START GIVEN DATA
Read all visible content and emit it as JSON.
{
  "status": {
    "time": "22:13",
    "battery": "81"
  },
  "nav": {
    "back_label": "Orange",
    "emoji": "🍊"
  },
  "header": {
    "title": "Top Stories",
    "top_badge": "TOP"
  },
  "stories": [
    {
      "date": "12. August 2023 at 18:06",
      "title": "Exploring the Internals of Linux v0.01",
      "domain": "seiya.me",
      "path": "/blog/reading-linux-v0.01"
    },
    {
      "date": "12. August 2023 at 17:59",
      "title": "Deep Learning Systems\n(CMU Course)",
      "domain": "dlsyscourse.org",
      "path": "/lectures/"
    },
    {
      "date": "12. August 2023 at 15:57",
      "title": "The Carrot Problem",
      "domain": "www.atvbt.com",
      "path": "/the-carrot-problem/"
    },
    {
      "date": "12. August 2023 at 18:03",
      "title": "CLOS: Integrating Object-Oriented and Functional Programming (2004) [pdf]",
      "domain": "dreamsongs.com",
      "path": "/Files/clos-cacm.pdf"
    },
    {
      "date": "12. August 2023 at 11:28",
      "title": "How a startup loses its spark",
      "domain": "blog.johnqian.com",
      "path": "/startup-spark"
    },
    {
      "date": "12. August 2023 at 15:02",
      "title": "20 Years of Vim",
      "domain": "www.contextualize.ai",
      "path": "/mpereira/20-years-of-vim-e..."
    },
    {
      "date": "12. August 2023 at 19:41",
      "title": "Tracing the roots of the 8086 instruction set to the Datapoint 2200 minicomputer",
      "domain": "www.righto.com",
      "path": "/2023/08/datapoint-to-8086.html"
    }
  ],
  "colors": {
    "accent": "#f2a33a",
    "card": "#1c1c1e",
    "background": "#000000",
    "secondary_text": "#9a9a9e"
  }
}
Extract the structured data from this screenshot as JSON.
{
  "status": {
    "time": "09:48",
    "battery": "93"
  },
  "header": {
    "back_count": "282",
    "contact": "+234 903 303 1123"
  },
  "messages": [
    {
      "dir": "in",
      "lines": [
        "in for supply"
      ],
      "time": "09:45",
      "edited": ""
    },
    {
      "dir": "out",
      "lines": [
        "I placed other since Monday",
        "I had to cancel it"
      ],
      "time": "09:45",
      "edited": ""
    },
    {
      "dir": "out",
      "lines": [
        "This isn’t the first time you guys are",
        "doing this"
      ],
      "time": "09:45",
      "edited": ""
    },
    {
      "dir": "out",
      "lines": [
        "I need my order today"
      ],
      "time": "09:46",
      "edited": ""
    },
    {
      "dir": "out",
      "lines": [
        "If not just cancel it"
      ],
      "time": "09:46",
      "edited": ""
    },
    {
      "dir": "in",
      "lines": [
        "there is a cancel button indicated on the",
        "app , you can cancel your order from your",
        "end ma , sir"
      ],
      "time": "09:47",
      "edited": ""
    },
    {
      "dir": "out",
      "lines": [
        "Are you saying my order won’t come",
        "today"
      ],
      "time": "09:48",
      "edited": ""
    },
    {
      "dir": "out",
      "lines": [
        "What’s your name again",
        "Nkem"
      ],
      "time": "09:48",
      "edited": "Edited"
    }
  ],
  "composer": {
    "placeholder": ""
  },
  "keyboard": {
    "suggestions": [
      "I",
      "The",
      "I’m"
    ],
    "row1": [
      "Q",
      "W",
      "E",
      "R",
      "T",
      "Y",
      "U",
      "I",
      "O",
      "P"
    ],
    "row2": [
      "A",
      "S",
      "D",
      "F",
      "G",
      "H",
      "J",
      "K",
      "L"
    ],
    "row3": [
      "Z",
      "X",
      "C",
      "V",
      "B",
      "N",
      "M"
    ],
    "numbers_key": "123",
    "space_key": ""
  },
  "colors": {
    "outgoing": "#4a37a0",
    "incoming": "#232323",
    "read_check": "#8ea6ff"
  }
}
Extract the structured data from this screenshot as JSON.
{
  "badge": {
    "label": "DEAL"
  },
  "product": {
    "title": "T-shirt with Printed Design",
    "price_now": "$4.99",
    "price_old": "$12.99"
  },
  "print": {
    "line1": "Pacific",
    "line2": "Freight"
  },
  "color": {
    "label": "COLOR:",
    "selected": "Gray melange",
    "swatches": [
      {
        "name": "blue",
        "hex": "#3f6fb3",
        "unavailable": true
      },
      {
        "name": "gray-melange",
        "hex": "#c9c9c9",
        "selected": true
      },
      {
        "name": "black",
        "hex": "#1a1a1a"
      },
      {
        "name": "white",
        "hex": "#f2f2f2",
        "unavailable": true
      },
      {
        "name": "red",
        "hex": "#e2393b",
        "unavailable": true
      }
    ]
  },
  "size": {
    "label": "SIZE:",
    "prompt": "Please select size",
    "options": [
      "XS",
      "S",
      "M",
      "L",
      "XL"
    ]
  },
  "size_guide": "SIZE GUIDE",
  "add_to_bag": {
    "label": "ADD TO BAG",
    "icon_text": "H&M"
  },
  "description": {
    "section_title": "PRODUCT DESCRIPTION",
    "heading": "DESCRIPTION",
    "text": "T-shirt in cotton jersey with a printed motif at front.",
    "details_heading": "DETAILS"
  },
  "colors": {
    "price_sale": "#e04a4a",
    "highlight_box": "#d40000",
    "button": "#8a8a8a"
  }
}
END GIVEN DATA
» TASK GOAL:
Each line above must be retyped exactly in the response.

» FINAL ANSWER:
Read all visible content and emit it as JSON.
{
  "status": {
    "time": "22:13",
    "battery": "81"
  },
  "nav": {
    "back_label": "Orange",
    "emoji": "🍊"
  },
  "header": {
    "title": "Top Stories",
    "top_badge": "TOP"
  },
  "stories": [
    {
      "date": "12. August 2023 at 18:06",
      "title": "Exploring the Internals of Linux v0.01",
      "domain": "seiya.me",
      "path": "/blog/reading-linux-v0.01"
    },
    {
      "date": "12. August 2023 at 17:59",
      "title": "Deep Learning Systems\n(CMU Course)",
      "domain": "dlsyscourse.org",
      "path": "/lectures/"
    },
    {
      "date": "12. August 2023 at 15:57",
      "title": "The Carrot Problem",
      "domain": "www.atvbt.com",
      "path": "/the-carrot-problem/"
    },
    {
      "date": "12. August 2023 at 18:03",
      "title": "CLOS: Integrating Object-Oriented and Functional Programming (2004) [pdf]",
      "domain": "dreamsongs.com",
      "path": "/Files/clos-cacm.pdf"
    },
    {
      "date": "12. August 2023 at 11:28",
      "title": "How a startup loses its spark",
      "domain": "blog.johnqian.com",
      "path": "/startup-spark"
    },
    {
      "date": "12. August 2023 at 15:02",
      "title": "20 Years of Vim",
      "domain": "www.contextualize.ai",
      "path": "/mpereira/20-years-of-vim-e..."
    },
    {
      "date": "12. August 2023 at 19:41",
      "title": "Tracing the roots of the 8086 instruction set to the Datapoint 2200 minicomputer",
      "domain": "www.righto.com",
      "path": "/2023/08/datapoint-to-8086.html"
    }
  ],
  "colors": {
    "accent": "#f2a33a",
    "card": "#1c1c1e",
    "background": "#000000",
    "secondary_text": "#9a9a9e"
  }
}
Extract the structured data from this screenshot as JSON.
{
  "status": {
    "time": "09:48",
    "battery": "93"
  },
  "header": {
    "back_count": "282",
    "contact": "+234 903 303 1123"
  },
  "messages": [
    {
      "dir": "in",
      "lines": [
        "in for supply"
      ],
      "time": "09:45",
      "edited": ""
    },
    {
      "dir": "out",
      "lines": [
        "I placed other since Monday",
        "I had to cancel it"
      ],
      "time": "09:45",
      "edited": ""
    },
    {
      "dir": "out",
      "lines": [
        "This isn’t the first time you guys are",
        "doing this"
      ],
      "time": "09:45",
      "edited": ""
    },
    {
      "dir": "out",
      "lines": [
        "I need my order today"
      ],
      "time": "09:46",
      "edited": ""
    },
    {
      "dir": "out",
      "lines": [
        "If not just cancel it"
      ],
      "time": "09:46",
      "edited": ""
    },
    {
      "dir": "in",
      "lines": [
        "there is a cancel button indicated on the",
        "app , you can cancel your order from your",
        "end ma , sir"
      ],
      "time": "09:47",
      "edited": ""
    },
    {
      "dir": "out",
      "lines": [
        "Are you saying my order won’t come",
        "today"
      ],
      "time": "09:48",
      "edited": ""
    },
    {
      "dir": "out",
      "lines": [
        "What’s your name again",
        "Nkem"
      ],
      "time": "09:48",
      "edited": "Edited"
    }
  ],
  "composer": {
    "placeholder": ""
  },
  "keyboard": {
    "suggestions": [
      "I",
      "The",
      "I’m"
    ],
    "row1": [
      "Q",
      "W",
      "E",
      "R",
      "T",
      "Y",
      "U",
      "I",
      "O",
      "P"
    ],
    "row2": [
      "A",
      "S",
      "D",
      "F",
      "G",
      "H",
      "J",
      "K",
      "L"
    ],
    "row3": [
      "Z",
      "X",
      "C",
      "V",
      "B",
      "N",
      "M"
    ],
    "numbers_key": "123",
    "space_key": ""
  },
  "colors": {
    "outgoing": "#4a37a0",
    "incoming": "#232323",
    "read_check": "#8ea6ff"
  }
}
Extract the structured data from this screenshot as JSON.
{
  "badge": {
    "label": "DEAL"
  },
  "product": {
    "title": "T-shirt with Printed Design",
    "price_now": "$4.99",
    "price_old": "$12.99"
  },
  "print": {
    "line1": "Pacific",
    "line2": "Freight"
  },
  "color": {
    "label": "COLOR:",
    "selected": "Gray melange",
    "swatches": [
      {
        "name": "blue",
        "hex": "#3f6fb3",
        "unavailable": true
      },
      {
        "name": "gray-melange",
        "hex": "#c9c9c9",
        "selected": true
      },
      {
        "name": "black",
        "hex": "#1a1a1a"
      },
      {
        "name": "white",
        "hex": "#f2f2f2",
        "unavailable": true
      },
      {
        "name": "red",
        "hex": "#e2393b",
        "unavailable": true
      }
    ]
  },
  "size": {
    "label": "SIZE:",
    "prompt": "Please select size",
    "options": [
      "XS",
      "S",
      "M",
      "L",
      "XL"
    ]
  },
  "size_guide": "SIZE GUIDE",
  "add_to_bag": {
    "label": "ADD TO BAG",
    "icon_text": "H&M"
  },
  "description": {
    "section_title": "PRODUCT DESCRIPTION",
    "heading": "DESCRIPTION",
    "text": "T-shirt in cotton jersey with a printed motif at front.",
    "details_heading": "DETAILS"
  },
  "colors": {
    "price_sale": "#e04a4a",
    "highlight_box": "#d40000",
    "button": "#8a8a8a"
  }
}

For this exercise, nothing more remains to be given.